LINCOLN, R.I. (WPRI) — It was hard to talk about anything else.
The rain was hitting the windshield of the car so hard it was tough to hear.
The three men didn’t know her name. They had just picked her up on their way out of town.
As they went up I-95 North, they simply talked about the weather. The young girl asked to be dropped off in Attleboro. The men were going in a different direction.
The let her out under an overpass so she could stay out of the rain.
They didn’t realize they would be the last people to see Rosanne Robinson alive.
A Big Family
It was a loud house.
The family home was filled with eight kids. Rosanne was the youngest.
“She could do no wrong,” one of her sisters joked. “She was a free spirit. Funny.”
The sister didn’t want to reveal her name. After everything Rosanne went through, she said it’s too much.
Rosanne took up a few interests. She loved playing the guitar. The family still has a few photos of her strumming.
“When she was little, she put on her tutu and danced around the house like a ballerina,” her older sister recalled.
As the young ballerina grew into a teenager, she still got all of the perks of being the youngest child.
“She had no curfew like everybody else,” the sister joked.
After Rosanne finished high school, she moved from the crowded Massachusetts home to Providence when she was 17 years old.
Just a week into living in the capital city, she was headed back home celebrate her sister’s one-year wedding anniversary.
It was June 1980.
There was a problem. Rosanne’s phone wasn’t set up so no one could call to tell her the party had been postponed.
The Rainy Night
Lincoln Detective Sean Gorman said Rosanne went everywhere by hitchhiking.
“She hitchhiked quite a bit,” he said. “That was her primary way of getting around.”
As the rain fell over New England, Rosanne caught a few rides to get to Millis, Mass.
Eventually, those three men picked her up.
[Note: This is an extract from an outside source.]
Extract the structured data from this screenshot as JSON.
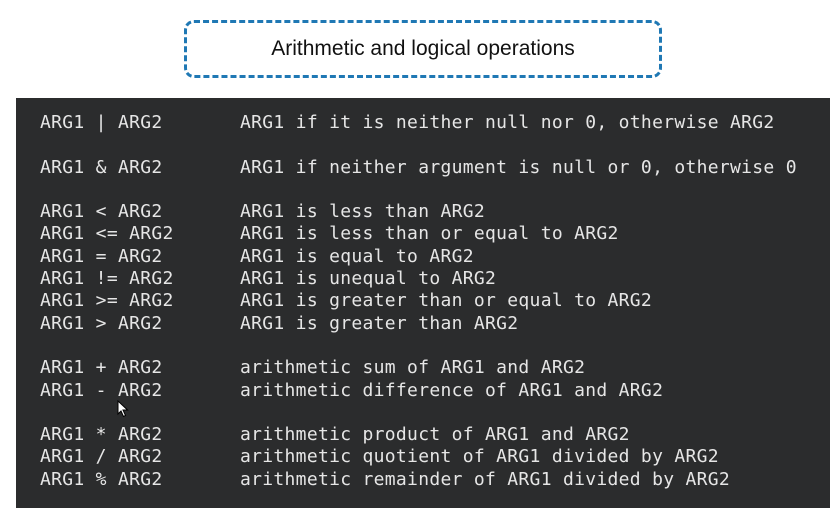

After a conversation about the rain, they let her out in Attleboro along I-95 North. It was under the Route 152 overpass.
“They saw in the rear-view mirror another car immediately pick her up,” Gorman said. “That was the last time she was seen alive. Probably had hundreds of people give her rides throughout the years and she just got in the wrong car with the wrong person at the wrong time.”
The next day, a few kids were playing along Albion Road in Lincoln, behind the Lincoln Mall.
They found a body in the brush. She had been strangled.
“That was just lucky that they found her as quick as they did,” Gorman said.
Lucky, because her body still held key clues that detectives in 1980 hoped would lead to the killer.
One of the clues: despite the rain, her body was dry.
“Whoever dumped her there, it must have been done relatively soon,” Gorman said.
It took weeks to confirm it was Rosanne’s body. Sketches were sent out over the news.
The three men who dropped her off under the overpass contacted police. They knew it was the girl who was talking about the weather.
Gorman said detectives tried to jog their memories about the car that picked her up. Eventually, they turned to hypnosis.
“After he was put under hypnosis, he said he believed it was a Pinto because of the way the lights fell in the grill,” Gorman said.
“She Fought Back”
One of the other clues Lincoln police found at the scene was DNA. They collected it from under her fingernails.
“She definitely fought back,” Gorman said. “She didn’t go quietly, that’s for sure.”
Detectives tested the DNA but there wasn’t a match.
Years went by and the case went cold.
“The pain that she must have gone through,” Rosanne’s sister said. “You try to figure out what she would have done. We still talk about her. There’s three of us left. We just want closure now. It’s been 39 years. It’s too long.”
Gorman said he is now taking the investigation in a new direction but won’t reveal too much.
He needs more to solve it. The investigation was added to a deck of cold case playing cards to generate new leads. Each card highlights an unsolved homicide or missing persons case in Rhode Island.
Rosanne Robinson is the jack of spades.
Gorman said it’s another tool to find a killer.
“No one’s forgotten about her,” he added. “Rosanne’s on everyone’s mind. It would be amazing to be able to give them closure and finally put someone away who did this awful thing to a young girl.”
Anyone with information should call 1-877-RI-SOLVE.